ORCHARD PARK, N.Y. (AP) - When it came to adding depth to their revamped defense on the final day of the NFL draft, the Buffalo Bills couldn't pass up the opportunity to pick a Tank.
That's exactly what they did with their second of two fifth-round picks on Saturday, by selecting Tank Carder, a highly decorated play-making linebacker out of TCU.
Though undersized by NFL linebacker standards at 6-foot-3 and 237 pounds, Carder is coming off an accomplished college career in which he was a two-time Mountain West Conference defensive player of the year. He also earned defensive MVP honors in the 2011 Rose Bowl.
Carder helped key a 21-19 win over Wisconsin by breaking up a potential game-tying two-point conversion with 2 minutes left.
"I'm just excited to be at the point I'm at right now and just make the best of out of every opportunity," said Carder, a former world and national BMX champion, referring to a past that's as colorful as his first name. "I kind of live life in the moment. I don't dwell on the past."
"Yeah, you're not going to find many like that," Heinlen said. "He is a competitor in everything he does."
They're coming off a 6-10 season in which a rash of injuries and lack of depth were blamed on the team losing eight of its final nine games to miss the playoffs for a 12th straight year.
"We were able to fill everyone (spot) that we set out to fill," general manager Buddy Nix said in assessing the draft. "We wanted two corners, two tackles, we wanted a wide receiver. We wanted two linebackers, and we were able to get those guys. We got bigger. And we got faster. I just hope it was in the right spots."
Of the six players Buffalo picked Saturday, Carder's selection raised the most interest.
There was his success in BMX racing before he gave up the sport because he wanted to try something new. Then, as a 13-year-old, Carder overcame serious injuries sustained in a car crash, in which there were questions of whether he would ever walk again.
Formally named Ricky Carder Jr., he picked up "Tank" at 18 months, when a family friend started calling him that because of Carder's hefty 33-pound frame.
And he played like a tank at TCU, where he started his final 39 games despite having several operations to repair shoulder injuries, and breaking a finger last season.
"He's a tough guy," Nix said. "He brings that kind of temperament to us, and you like to add those kind of guys."
Though Carder needs to build strength to play at the NFL level, he's regarded to have good instincts in reading plays, and is fast on his feet.
Bradham, the FSU linebacker, is a three-year starter and became the first Seminoles player to lead the team in tackles for three straight seasons since Marvin Jones did that from 1990-92. Listed at 6-foot-2 and 241 pounds, he's a solid hitter and has shown a capability of dropping back into coverage.
"My focus wasn't being one of the guys to get all the publicity and get all the shine," Brooks said. "It's not about me being in the limelight. I'm just one of those guys. I'm all about winning for my team."

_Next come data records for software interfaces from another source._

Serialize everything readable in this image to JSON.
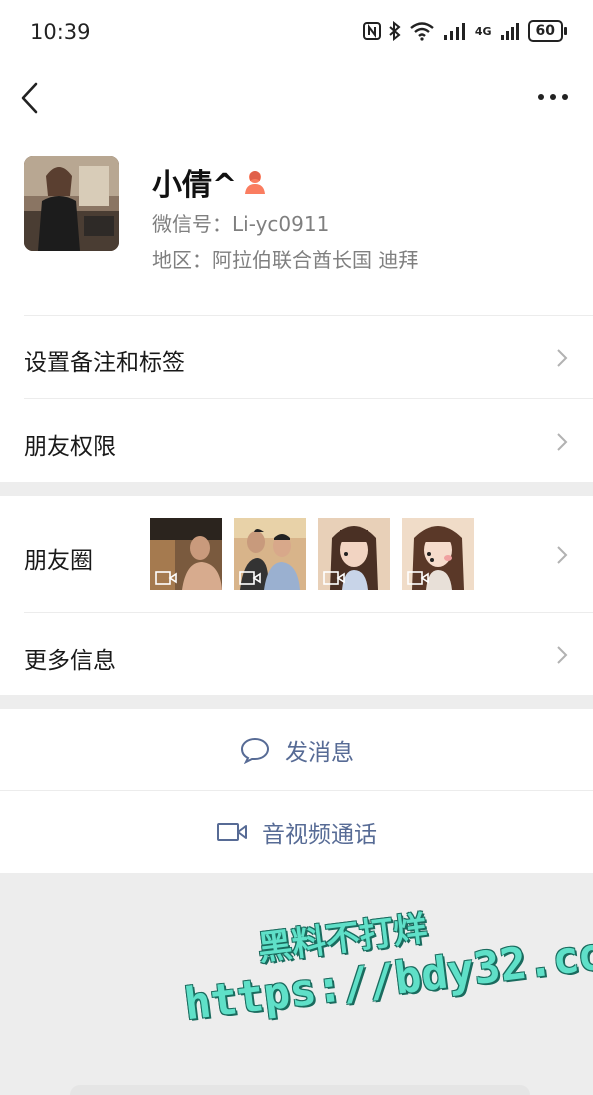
{
  "status_bar": {
    "time": "10:39",
    "signal_label": "4G",
    "battery": "60"
  },
  "nav": {
    "back_icon": "chevron-left-icon",
    "more_icon": "more-horizontal-icon"
  },
  "profile": {
    "name": "小倩^",
    "wechat_id": "微信号：Li-yc0911",
    "region": "地区：阿拉伯联合酋长国  迪拜",
    "gender_icon": "female-user-icon",
    "gender_color": "#fa7d60"
  },
  "menu": {
    "remark_tags": "设置备注和标签",
    "friend_permissions": "朋友权限",
    "moments": "朋友圈",
    "more_info": "更多信息"
  },
  "actions": {
    "send_message": "发消息",
    "video_call": "音视频通话"
  },
  "watermark": {
    "line1": "黑料不打烊",
    "line2": "https://bdy32.co"
  },
  "colors": {
    "link_blue": "#576b95",
    "background": "#ededed"
  }
}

Brooks did make the most out of his limited playing time, showing he was capable of covering receivers, defending against the run and pressuring quarterbacks. He had 5 1/2 sacks, 12 1/2 tackles for losses, three interceptions and five forced fumbles in 53 games, including three starts.
Sanders, the Florida State offensive lineman, is listed at 6-foot-5 and 308 pounds. He started 50 of 53 games, and has experience playing both tackle positions.

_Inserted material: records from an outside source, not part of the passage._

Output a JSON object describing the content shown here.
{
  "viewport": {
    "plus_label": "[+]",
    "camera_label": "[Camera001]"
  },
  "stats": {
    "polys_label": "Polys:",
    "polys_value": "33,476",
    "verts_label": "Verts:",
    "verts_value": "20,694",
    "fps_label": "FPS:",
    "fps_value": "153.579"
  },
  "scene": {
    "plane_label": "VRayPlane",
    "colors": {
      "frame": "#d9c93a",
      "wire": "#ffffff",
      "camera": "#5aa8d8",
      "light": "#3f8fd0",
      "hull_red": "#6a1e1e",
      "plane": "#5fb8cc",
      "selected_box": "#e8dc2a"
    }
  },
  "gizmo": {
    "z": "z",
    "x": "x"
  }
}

Asper, listed at 6-foot-7 and 325 pounds, was a three-year starter at Oregon, splitting time at guard and tackle. He was part of an offense that ranked third in the nation in scoring and fifth in rushing last year.
Potter completed his four-year career with 333 points, to set a school record among kickers. The Bills already have a veteran kicker in Rian Lindell, but Nix said the team would consider using Potter on kickoffs because of his strong leg. Potter had 36 touchbacks alone last season. He becomes the first kicker the Bills have selected in the draft since picking John Nies in 1990.